Source data:
___
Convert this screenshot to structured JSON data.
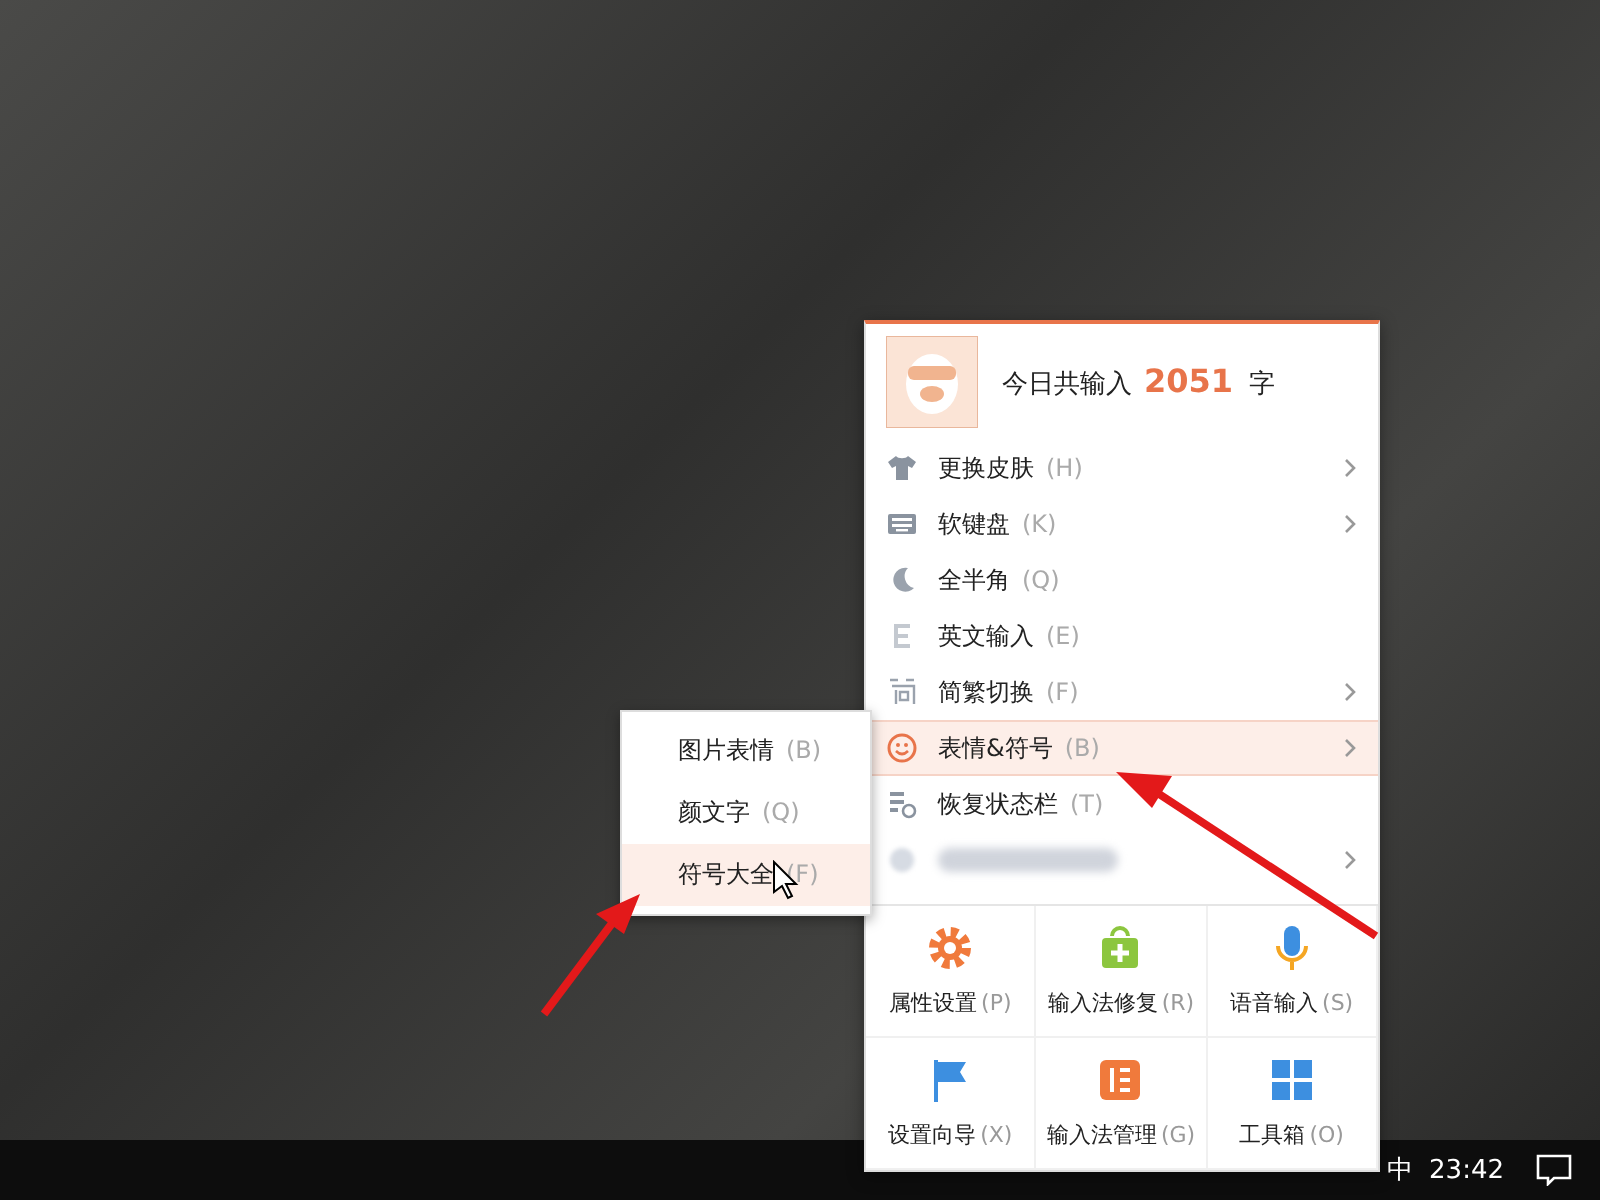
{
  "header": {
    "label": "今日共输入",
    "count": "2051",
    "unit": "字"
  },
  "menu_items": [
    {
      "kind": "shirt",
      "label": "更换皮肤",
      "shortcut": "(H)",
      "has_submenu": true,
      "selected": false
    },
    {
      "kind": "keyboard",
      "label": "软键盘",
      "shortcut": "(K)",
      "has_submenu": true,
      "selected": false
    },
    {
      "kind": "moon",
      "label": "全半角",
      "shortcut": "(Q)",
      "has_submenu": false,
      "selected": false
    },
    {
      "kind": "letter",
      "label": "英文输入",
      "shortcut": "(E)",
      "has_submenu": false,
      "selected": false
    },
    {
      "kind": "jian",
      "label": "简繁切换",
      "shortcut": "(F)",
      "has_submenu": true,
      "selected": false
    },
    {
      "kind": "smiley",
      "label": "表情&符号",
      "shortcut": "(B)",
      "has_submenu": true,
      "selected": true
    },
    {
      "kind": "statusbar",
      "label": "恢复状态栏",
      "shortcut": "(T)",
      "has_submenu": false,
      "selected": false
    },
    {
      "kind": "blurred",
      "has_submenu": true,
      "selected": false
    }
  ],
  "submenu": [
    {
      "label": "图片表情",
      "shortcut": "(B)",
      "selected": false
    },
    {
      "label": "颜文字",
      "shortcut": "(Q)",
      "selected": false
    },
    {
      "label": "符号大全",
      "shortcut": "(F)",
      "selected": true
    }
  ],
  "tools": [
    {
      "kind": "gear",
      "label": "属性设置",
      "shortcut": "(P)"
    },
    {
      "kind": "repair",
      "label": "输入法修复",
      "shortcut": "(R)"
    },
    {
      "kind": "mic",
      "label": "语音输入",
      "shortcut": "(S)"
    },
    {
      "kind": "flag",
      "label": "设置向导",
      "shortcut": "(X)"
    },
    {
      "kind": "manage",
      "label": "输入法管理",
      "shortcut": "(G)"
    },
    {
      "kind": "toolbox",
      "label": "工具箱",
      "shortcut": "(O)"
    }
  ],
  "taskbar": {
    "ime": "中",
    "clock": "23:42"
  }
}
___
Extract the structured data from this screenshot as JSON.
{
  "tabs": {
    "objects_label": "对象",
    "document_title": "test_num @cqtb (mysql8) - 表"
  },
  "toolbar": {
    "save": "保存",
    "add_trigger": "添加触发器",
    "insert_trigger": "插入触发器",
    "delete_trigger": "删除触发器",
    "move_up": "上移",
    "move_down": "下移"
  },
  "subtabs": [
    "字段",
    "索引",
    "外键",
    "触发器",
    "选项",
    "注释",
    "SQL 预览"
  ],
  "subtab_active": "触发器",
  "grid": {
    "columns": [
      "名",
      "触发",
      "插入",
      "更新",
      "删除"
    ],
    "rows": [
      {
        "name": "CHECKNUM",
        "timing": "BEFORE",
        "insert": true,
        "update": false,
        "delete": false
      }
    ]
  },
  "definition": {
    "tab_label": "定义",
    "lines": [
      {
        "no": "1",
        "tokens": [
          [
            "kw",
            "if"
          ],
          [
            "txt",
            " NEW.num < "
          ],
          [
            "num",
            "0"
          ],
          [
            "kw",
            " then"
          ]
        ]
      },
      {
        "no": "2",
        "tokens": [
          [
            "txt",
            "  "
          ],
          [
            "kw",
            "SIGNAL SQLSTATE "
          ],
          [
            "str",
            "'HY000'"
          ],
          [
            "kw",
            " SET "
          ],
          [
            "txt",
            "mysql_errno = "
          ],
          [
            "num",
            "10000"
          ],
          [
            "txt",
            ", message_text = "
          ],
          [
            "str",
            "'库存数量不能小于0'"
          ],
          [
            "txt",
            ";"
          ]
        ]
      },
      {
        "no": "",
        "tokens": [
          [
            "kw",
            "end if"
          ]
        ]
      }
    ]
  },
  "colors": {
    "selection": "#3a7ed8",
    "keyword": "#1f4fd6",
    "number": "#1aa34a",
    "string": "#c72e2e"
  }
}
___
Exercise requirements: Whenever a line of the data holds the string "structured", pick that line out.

Response to this task:
Convert this screenshot to structured JSON data.
Extract the structured data from this screenshot as JSON.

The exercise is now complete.